Website and app data records:
^^^^

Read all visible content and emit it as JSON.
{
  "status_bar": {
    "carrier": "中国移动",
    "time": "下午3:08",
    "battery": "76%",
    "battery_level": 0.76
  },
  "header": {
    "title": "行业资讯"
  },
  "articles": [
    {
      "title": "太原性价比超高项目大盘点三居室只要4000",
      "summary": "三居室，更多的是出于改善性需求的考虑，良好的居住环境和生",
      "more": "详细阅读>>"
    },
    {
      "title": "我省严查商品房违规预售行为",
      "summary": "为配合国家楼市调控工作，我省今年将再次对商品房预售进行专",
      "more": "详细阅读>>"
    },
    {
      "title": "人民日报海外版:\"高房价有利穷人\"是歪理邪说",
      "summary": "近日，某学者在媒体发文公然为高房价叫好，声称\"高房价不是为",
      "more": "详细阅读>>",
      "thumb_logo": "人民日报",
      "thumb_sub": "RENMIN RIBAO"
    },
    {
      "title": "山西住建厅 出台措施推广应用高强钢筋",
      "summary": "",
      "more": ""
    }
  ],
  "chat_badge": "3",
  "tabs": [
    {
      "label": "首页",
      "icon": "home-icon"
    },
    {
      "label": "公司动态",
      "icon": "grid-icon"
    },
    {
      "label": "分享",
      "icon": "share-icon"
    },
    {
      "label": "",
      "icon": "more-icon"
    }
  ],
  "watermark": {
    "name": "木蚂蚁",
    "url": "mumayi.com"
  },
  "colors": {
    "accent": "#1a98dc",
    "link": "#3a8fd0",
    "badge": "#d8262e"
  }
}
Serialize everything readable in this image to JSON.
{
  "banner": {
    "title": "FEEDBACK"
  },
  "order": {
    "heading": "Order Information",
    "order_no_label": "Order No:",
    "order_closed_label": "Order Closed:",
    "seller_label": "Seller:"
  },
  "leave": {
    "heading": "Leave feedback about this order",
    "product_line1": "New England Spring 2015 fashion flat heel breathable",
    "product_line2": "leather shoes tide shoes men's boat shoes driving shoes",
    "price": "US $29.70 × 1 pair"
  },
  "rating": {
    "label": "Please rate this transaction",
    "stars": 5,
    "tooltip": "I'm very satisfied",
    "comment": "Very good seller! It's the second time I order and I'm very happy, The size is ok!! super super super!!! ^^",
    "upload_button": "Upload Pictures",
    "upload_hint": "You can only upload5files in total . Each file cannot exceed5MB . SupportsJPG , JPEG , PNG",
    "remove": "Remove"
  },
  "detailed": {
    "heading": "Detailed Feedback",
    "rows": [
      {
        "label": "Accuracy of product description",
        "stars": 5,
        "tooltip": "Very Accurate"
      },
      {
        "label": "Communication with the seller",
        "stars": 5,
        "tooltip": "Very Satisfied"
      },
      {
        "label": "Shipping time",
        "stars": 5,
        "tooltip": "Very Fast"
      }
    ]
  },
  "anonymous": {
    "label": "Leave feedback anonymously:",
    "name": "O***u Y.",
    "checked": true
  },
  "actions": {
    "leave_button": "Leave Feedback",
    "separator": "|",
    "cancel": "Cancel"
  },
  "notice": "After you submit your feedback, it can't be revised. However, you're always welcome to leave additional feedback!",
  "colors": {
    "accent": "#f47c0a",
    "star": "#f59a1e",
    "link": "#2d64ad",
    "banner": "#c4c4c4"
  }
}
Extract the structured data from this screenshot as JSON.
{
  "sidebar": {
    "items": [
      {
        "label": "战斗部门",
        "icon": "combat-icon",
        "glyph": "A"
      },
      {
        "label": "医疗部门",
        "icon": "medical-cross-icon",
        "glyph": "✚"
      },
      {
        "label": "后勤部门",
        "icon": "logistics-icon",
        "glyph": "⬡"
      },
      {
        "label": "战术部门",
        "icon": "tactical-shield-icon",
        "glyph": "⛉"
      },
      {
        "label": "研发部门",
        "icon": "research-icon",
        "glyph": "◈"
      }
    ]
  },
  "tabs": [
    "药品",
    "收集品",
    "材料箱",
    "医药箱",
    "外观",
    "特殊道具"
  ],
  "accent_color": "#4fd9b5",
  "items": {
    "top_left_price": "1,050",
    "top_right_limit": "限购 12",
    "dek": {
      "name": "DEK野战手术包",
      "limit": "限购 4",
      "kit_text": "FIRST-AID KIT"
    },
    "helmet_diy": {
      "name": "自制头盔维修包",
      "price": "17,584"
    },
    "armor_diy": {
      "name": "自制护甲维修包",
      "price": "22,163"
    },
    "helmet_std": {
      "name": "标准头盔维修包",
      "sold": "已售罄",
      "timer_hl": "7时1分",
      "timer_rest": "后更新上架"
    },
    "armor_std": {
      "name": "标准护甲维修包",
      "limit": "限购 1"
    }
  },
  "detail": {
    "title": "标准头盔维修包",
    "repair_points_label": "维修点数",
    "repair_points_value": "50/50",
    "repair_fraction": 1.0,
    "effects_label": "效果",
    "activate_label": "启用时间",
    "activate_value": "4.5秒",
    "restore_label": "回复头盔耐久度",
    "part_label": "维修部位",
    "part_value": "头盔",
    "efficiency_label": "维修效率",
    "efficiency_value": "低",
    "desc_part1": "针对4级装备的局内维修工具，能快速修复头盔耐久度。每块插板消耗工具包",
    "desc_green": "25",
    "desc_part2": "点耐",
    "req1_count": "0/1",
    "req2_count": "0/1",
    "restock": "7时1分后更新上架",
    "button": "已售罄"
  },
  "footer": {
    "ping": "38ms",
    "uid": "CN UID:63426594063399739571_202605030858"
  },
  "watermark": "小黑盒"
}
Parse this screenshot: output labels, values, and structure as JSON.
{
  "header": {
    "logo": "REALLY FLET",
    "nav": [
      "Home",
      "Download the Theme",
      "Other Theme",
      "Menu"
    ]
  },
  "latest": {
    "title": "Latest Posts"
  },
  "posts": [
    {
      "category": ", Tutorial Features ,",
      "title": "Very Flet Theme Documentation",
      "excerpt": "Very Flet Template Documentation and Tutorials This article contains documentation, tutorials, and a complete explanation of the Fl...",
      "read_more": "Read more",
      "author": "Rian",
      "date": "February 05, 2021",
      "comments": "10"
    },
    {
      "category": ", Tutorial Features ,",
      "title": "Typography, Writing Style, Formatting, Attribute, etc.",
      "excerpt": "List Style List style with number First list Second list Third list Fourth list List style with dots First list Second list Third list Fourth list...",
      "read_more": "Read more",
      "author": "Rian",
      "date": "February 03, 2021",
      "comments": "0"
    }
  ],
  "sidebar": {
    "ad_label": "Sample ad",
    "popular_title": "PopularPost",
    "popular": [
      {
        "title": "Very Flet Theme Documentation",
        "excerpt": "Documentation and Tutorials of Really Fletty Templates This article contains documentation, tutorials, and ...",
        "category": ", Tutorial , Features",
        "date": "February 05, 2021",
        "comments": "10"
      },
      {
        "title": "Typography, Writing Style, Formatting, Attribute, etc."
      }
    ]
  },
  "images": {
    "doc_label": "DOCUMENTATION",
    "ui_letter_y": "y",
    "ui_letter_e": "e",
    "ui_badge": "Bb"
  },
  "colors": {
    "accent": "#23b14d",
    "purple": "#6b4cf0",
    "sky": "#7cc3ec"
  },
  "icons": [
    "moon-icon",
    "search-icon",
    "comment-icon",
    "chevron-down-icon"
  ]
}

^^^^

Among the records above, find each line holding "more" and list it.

      "more": "详细阅读>>"
      "more": "详细阅读>>"
      "more": "详细阅读>>",
      "more": ""
      "icon": "more-icon"
      "read_more": "Read more",
      "read_more": "Read more",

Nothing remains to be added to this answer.